Editorial Board (Issue 2 - 2007)

Dr Azian T.S. Abdullah (Advisor)
Devadason Robert Peter (Chief Editor)
Dr Cheah Ui Hock (Editor)
Dr Wahyudi (Editor)
Ng Khar Thoe (Editor)



1. Enlivening Problems with Heuristics Through Learning Activities and Problem Solving (LAPS)

Jerome A. Chavez

Problem-solving receives much emphasis in the mathematics curriculum.  The use of heuristics as an approach to problem-solving is equally significant. From the time Polya (1946) introduced heuristics to the present, there has been a significant change in the way teaching mathematics has been delivered. LAPS, which stands for Learning Activities and Problem Solving is an intervention strategy using heuristics approach designed to elicit active participation from students during a mathematical problem-solving activity. This paper discusses the impact of LAPS to students’ performance on mathematical problem solving of primary school students.  Eighteen standard 4M primary pupils of a boys’ school in Penang, Malaysia participated in the study. Based on the individual mean score of pupils during the pretest, the overall mean of the students on creative problem solving was 15.17 (of a possible 25) which is quite low. When LAPS was introduced as a strategy to solve problems, the pupils improved their problem-solving performances. This study shows that LAPS station is an effective approach in learning problem-solving. The students found the activities fun and engaging. The enthusiastic responses from the pupils imply that given proper motivation, clear instructions and challenging activities, the pupils appreciate mathematics positively and constructively.

2. Teaching Mathematics Incorporating Values-based Water Education via Constructivist Approaches

Ng Khar Thoe, Teoh Boon Tat, Tan Khan Aun

Sustainability issues have ever frequently being made themes at high level talks and conferences. However how far have these issues being practiced at the grassroot level? Sustainability of essential water is such an issue. Science Across the World (SAW), an international web-based learning programme provides an excellent avenue to create awareness among school students, enabling collaboration locally as well as insight sharing globally. A cross-curricular mathematics lesson using the constructivist learning theories was developed emphasizing problem-based learning (PBL) activities. Students’ interest in learning mathematics was enhanced with human values inculcated through real life activities. Issues are discussed and possible solutions elaborated. This lesson was introduced to 8 teachers and teacher educators from SEAMEO member countries attending a one month course in SEAMEO RECSAM on online mathematics teaching and learning (6th November to 1st December 2006). Part of the lesson was also piloted among students aged between 12 to 13 years old (in TSSSSS on 29th October 2006), in Regional Training of Trainers (TOT) course on promoting ‘Human Values-based Water, Sanitation and Hygiene Education’ (HVWSHE) in Southeast Asian Schools which was held at RECSAM from 16th to 25th May 2007. It was later tried out again in TSSSSS between the periods of July and October.

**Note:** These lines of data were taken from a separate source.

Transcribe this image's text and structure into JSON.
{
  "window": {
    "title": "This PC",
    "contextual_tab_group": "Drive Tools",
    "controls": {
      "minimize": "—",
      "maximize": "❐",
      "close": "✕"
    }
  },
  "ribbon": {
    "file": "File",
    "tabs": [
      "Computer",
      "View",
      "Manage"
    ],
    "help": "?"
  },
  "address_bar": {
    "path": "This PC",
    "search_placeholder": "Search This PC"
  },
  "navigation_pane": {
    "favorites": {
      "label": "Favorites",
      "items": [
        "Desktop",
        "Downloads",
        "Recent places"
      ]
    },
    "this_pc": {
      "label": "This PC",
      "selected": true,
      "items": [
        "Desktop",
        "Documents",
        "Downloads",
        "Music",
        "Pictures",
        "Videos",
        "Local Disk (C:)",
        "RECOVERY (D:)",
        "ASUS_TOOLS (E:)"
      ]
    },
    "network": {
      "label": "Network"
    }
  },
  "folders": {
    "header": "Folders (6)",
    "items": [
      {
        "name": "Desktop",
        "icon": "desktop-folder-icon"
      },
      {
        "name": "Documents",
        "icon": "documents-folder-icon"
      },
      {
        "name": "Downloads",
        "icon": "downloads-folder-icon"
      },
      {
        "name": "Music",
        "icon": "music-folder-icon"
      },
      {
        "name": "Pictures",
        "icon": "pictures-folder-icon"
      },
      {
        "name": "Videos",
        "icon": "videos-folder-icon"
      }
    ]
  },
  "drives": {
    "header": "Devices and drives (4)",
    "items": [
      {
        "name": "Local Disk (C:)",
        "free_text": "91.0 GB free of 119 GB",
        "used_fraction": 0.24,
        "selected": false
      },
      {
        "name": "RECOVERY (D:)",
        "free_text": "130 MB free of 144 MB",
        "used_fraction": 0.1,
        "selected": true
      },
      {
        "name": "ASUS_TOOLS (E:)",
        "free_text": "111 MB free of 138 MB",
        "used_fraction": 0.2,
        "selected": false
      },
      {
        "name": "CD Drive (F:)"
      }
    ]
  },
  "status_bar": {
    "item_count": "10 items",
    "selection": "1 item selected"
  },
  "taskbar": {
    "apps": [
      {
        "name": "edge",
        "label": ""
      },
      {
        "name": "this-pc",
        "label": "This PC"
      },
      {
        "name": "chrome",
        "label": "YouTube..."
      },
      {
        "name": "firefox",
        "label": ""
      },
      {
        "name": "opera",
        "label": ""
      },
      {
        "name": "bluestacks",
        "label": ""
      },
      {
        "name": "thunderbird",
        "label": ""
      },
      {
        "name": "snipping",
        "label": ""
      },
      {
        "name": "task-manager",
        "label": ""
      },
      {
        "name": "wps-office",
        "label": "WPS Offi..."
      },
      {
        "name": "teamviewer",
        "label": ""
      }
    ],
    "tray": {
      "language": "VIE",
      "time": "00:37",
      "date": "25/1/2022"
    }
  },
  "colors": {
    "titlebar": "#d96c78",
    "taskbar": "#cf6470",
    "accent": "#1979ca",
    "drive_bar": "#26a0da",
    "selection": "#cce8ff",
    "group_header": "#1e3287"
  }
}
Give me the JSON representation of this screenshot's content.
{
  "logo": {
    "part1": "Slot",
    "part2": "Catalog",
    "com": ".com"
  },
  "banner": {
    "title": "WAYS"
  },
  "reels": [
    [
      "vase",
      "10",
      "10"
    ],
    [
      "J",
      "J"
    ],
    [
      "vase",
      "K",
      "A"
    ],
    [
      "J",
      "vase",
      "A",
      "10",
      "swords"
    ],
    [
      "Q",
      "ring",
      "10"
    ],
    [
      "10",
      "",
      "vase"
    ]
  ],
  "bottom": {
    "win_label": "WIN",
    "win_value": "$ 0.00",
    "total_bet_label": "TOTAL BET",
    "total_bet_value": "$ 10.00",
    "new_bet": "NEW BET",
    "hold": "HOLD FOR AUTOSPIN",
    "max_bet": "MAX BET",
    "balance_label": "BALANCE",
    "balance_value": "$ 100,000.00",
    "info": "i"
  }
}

3. “Measure up to the Standard” A Preliminary Study on the Teaching & Learning of Measurement Skills

Law Peng Tee, Tan Tiong Meng, Susan Chua, Sean Chng

The purpose of this paper is to share the outcomes of a 3-month study that focused on the teaching and learning of measurement skills of Primary Three pupils in Yangzheng Primary School using two specially prepared resource packages. Resource Packages 1 and 2 aim to teach pupils’ specific sub-skills in the measurement of straight lines and curved lines respectively to address their difficulties in measurement. They comprise lesson plans and activity sheets developed by teachers in the school Mathematics committee. Our research indicates that pupils would benefit to a certain extent, from the teaching of the two resource packages.

4. Language Development Strategies for the Teaching of Science in English

Tina Lim Swee Kim, Mah Chee Wai

While most teachers recognize the urgent need to help students who lack proficiency in the English Language better grasp scientific concepts and principles, many are unaware of the role they ought to play in lowering the language barrier in science learning.  Fewer still have been taught specific techniques for supporting students’ use of English in learning science.  This article aims to provide some ideas into how teachers can be that language and content mediator in the science classroom, successfully intervening in language related problems and a result of that, optimise their students’ potential in learning science.